News Release

New Study: Majority of Doctors Want National Health Insurance

The largest survey ever conducted among doctors on the issue of healthcare financing reform just found that 59 percent of doctors “support government legislation to establish national health insurance,” while 32 percent oppose it and 9 percent are neutral.

Such plans typically involve a single, federally administered social insurance fund that guarantees healthcare coverage for everyone, much like Medicare currently does for seniors. The plans typically eliminate or substantially reduce the role of private insurance companies in the healthcare financing system, but still allow patients to go to the doctors of their choice.

The new findings reflect an increase of 10 percent in physician support for national health insurance since 2002, when a similar survey was conducted. The full study, which was published yesterday in the Annals of Internal Medicine, a leading medical journal, is available online.

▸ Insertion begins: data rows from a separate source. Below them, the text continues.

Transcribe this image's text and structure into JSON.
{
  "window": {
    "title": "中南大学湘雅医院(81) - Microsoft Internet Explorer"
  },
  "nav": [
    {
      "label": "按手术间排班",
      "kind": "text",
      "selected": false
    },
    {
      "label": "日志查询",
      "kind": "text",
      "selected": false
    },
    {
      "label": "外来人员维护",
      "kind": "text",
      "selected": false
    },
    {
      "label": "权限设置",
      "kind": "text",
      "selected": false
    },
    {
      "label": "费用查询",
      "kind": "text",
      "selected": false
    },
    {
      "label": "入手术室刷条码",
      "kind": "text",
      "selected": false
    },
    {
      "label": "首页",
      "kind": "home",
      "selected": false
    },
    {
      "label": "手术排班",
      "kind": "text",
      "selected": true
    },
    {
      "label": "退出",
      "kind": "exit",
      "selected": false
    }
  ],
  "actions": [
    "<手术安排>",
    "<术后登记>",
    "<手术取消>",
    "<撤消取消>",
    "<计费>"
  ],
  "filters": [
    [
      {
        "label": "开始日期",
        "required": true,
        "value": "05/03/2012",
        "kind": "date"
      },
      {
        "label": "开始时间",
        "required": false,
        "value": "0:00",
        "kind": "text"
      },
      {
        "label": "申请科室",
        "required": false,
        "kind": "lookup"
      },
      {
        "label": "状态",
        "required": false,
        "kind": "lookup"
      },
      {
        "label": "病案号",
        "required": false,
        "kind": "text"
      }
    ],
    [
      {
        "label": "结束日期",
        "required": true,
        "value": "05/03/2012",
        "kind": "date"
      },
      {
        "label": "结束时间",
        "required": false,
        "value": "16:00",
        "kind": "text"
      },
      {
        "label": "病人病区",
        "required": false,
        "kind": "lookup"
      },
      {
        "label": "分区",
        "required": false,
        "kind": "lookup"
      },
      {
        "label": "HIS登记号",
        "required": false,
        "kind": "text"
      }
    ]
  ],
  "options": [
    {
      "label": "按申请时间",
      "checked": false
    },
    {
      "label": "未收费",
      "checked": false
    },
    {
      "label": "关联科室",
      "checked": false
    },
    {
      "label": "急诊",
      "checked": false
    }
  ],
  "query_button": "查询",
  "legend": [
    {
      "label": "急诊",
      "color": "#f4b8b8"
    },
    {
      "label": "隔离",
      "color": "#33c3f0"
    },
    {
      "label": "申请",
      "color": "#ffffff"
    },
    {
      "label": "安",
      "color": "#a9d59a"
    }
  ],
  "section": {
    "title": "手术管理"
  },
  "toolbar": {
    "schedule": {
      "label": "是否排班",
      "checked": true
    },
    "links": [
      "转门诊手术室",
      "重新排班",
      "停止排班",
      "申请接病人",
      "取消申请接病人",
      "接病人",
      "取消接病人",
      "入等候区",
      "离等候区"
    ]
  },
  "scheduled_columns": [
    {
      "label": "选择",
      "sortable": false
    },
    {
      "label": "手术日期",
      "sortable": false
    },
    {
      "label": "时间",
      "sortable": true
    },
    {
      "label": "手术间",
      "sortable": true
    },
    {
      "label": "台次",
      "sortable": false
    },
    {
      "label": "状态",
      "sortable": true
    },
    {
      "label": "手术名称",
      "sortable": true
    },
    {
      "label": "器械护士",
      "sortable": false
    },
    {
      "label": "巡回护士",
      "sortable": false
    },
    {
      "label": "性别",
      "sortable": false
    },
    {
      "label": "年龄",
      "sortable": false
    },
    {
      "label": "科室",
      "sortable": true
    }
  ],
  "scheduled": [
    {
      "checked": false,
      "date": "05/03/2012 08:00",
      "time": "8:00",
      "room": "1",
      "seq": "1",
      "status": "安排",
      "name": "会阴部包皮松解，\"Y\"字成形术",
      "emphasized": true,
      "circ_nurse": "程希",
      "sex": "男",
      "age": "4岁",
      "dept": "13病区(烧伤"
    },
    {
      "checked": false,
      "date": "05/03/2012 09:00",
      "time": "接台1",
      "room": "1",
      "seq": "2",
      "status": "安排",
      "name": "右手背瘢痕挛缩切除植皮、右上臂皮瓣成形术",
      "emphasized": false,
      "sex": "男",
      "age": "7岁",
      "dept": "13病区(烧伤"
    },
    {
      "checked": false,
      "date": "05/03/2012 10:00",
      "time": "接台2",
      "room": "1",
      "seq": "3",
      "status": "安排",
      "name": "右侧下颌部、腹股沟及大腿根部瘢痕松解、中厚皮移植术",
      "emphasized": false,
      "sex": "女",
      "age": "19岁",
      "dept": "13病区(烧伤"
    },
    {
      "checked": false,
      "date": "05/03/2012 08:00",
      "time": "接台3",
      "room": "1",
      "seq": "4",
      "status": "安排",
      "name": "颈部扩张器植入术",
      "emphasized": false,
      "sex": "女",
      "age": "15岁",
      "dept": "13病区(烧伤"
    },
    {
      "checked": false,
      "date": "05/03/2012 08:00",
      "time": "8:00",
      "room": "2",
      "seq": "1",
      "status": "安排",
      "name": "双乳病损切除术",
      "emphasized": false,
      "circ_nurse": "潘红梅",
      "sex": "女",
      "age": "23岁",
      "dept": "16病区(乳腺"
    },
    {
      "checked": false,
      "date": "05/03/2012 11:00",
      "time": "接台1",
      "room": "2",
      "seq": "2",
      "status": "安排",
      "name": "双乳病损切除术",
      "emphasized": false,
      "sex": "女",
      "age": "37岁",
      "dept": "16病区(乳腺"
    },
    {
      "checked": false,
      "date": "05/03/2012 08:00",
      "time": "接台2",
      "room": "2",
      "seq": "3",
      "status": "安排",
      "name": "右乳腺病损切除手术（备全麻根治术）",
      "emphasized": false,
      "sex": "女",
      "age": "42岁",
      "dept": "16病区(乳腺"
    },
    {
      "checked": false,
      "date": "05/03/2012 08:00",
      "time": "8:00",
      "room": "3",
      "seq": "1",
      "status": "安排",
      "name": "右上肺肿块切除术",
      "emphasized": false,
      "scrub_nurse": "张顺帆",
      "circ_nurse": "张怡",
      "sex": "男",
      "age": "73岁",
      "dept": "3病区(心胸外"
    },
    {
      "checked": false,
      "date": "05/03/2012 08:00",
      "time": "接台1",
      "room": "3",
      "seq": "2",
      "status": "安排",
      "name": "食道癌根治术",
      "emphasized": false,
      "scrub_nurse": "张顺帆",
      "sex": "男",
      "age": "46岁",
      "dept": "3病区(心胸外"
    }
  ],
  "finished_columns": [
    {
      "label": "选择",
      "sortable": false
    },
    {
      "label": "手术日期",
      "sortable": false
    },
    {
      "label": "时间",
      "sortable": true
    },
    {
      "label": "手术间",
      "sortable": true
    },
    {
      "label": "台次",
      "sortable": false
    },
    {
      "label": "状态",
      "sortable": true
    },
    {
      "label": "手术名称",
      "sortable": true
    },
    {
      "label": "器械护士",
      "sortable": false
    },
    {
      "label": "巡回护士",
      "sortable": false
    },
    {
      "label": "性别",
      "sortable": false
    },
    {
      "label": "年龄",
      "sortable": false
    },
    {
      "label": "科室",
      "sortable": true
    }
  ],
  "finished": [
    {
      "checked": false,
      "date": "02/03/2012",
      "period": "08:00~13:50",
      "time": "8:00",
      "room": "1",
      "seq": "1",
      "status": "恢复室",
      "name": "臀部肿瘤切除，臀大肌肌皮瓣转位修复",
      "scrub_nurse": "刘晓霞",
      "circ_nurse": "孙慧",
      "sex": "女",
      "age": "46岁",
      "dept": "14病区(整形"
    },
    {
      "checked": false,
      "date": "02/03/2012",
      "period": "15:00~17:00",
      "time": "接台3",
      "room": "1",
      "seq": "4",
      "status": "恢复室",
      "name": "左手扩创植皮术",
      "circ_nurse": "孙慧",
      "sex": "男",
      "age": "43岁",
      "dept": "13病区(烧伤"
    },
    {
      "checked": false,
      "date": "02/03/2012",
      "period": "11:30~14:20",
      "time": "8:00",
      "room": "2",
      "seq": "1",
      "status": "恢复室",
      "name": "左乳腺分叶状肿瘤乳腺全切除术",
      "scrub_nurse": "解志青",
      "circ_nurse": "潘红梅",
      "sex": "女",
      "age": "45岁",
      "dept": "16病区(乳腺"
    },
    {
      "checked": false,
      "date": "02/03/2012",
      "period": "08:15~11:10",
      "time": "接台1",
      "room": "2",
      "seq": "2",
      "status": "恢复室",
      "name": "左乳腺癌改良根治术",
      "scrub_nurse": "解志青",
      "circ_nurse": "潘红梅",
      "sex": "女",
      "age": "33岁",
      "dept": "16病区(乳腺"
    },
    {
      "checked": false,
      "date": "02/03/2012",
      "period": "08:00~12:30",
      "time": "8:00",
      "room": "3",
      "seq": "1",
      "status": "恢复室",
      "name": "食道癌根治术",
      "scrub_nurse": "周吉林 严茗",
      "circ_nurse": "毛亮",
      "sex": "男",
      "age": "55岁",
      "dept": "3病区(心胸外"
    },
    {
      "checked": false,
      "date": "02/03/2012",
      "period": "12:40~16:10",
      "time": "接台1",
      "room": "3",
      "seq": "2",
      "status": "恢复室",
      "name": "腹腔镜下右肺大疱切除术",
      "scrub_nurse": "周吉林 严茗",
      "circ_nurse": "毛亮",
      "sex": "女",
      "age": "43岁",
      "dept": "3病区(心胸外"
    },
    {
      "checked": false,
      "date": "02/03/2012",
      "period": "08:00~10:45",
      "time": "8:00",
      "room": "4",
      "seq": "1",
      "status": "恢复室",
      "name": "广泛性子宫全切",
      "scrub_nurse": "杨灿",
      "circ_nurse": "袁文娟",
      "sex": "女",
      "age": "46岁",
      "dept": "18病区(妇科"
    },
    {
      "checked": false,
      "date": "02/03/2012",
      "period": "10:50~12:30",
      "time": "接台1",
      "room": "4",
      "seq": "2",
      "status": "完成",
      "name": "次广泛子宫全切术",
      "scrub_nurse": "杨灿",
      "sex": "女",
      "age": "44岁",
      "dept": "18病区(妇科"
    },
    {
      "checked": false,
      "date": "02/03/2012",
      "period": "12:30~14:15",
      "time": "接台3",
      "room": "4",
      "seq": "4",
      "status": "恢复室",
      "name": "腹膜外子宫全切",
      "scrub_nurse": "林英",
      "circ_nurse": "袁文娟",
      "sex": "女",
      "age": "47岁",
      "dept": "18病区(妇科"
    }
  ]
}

RONALD ACKERMANN, MD
Ackermann, associate director of the Center for Health Policy and Professionalism Research at Indiana University’s School of Medicine and co-author of the study, said today: “Across the board, more physicians feel that our fragmented and for-profit insurance system is obstructing good patient care, and a majority now support national insurance as the remedy.” An estimated 47 million Americans currently lack health insurance coverage and another 50 million are believed to be underinsured. At the same time, healthcare costs in the United States are rising at a rate of about 7 percent a year, twice the rate of inflation.

AARON CARROLL, MD
Carroll, director of Indiana University’s Center for Health Policy and Professionalism Research and lead author of the study, commented: “Many claim to speak for physicians and reflect their views. We asked doctors directly and found that, contrary to conventional wisdom, most doctors support the government creating national health insurance.”

DAVID HIMMELSTEIN, MD
Himmelstein, an associate professor of medicine at Harvard, is a health policy expert (but not an author of the new study). He said today: “When Clinton, McCain and Obama propose incremental health reforms like mandates and tax credits, they are not responding to physicians’ concerns, but to those of the insurance and pharmaceutical industries. Doctors are telling them that we need single-payer national health insurance to give all of our patients quality, affordable health care.”

For more information, contact at the Institute for Public Accuracy:
Sam Husseini, (202) 347-0020; or David Zupan, (541) 484-9167